You need to look at what the scheme covers and make a reasonable estimate based on that information. It is important to make this estimate as realistic as possible as it affects how much tax and NI you pay. Please fill in the HLC estimate form in our New Payee Pack.
It is worth keeping records of your expenditure throughout the year to make it easier to work out what you spent at the end of the year and also so you can see if the costs are similar to what you expected. If you need to amend your estimate please contact us.
It covers heating, lighting, cleaning and garden upkeep costs for the whole house:
- Fuel (gas, electricity, oil, coal, wood, petrol etc.)
- Materials (polish, dusters, cleaning products etc.)
- Servicing (overhaul of central heating, vacuum cleaner, lawnmower etc.)
- Repairs (including replacement of life-expired equipment on a like-for- like basis)
- Wages (payments to a cleaner or gardener or a relative provided you can prove that they are commercially reasonable and have been made)
Important: The scheme does not cover capital costs (machinery, new or improved equipment, garden or home improvements, furniture, sheds, garden plants etc.) or depreciation.
You will need to factor in an amount for your personal costs (cooking & laundry) and deduct this from the total. Some energy companies have online tools which will help you to estimate these costs.
Please note that The Church Commissioners are unable to assist you with calculating the personal costs to deduct from your total for heating, lighting and cleaning allowance, and we are unable to advise a percentage of your total HLC to be deducted for personal costs.
At the end of each financial year, we will invite you to fill in an Annual Return through MyView. You will need to confirm your actual costs during the year together with an estimate for the coming tax year. We will continue to include your HLC allowance based on the estimate you provided in the previous year so it is important that you submit your Annual Return as soon as possible so your allowance is based on accurate figures. This will also help to minimise any adjustments to your allowance and ultimately your net payment.
If you don't submit your form by 30 September, your allowance will be suspended until you submit your form.
If you don't return the form by the end of February, we won't be able to make any further adjustments to your allowance for that year. You can still claim the work-related costs via your tax return for that year but you won't get the full benefits of the scheme.
HMRC view the HLC allowance as a service benefit and your tax code will be adjusted to allow for this. You may notice a line for service benefit on your personal tax code calculation from HMRC.
The benefit will be reported on form P11D at the end of the financial year and will need to be declared on your tax return. The amount of tax you pay back can be limited by the service benefit cap calculation, so it is important that you do this calculation.
Although some of the tax saved has to be paid back, it is worthwhile because:
- The tax you have to pay back is restricted so you will still receive tax relief on at least the work related proportion of your cost
- You and your funding body will save National Insurance on the whole amount

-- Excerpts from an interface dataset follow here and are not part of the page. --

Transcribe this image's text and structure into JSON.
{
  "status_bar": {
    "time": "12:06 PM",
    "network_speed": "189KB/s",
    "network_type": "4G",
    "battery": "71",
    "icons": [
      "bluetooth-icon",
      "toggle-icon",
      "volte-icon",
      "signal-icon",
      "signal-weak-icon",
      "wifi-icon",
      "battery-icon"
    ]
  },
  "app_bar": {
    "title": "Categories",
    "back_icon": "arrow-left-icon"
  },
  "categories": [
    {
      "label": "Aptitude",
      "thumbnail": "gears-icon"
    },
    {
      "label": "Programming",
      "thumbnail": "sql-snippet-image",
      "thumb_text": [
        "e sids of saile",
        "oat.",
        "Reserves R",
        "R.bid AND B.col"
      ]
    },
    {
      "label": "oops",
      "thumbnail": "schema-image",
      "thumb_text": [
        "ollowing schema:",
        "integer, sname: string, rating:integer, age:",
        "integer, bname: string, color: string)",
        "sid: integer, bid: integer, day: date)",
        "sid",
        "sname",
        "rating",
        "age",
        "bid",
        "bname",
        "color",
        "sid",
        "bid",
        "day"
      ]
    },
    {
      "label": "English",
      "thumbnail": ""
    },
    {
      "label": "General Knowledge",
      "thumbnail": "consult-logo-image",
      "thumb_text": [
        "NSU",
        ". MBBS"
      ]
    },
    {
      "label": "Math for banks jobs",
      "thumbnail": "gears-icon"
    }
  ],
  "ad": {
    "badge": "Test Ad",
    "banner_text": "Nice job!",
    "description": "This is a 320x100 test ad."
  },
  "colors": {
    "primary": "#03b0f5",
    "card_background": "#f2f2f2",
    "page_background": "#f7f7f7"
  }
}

Example of a tax code calculation considering the service benefit:
Tax Allowance for 2018/19 £11,850 Tax code 1185L
minus Service Benefit £1,000
plus Job expenses £250
Actual Tax Allowance £11,100 Actual Tax code 1110L
This is for illustration purposes only. If you have recently started on the payroll or joined the HLC scheme HMRC will use an estimated figure to minimise the amount of tax you would need to pay back at the end of year. If you expect your costs to be higher than their estimate, you may wish to contact them to ask them to adjust your tax coding.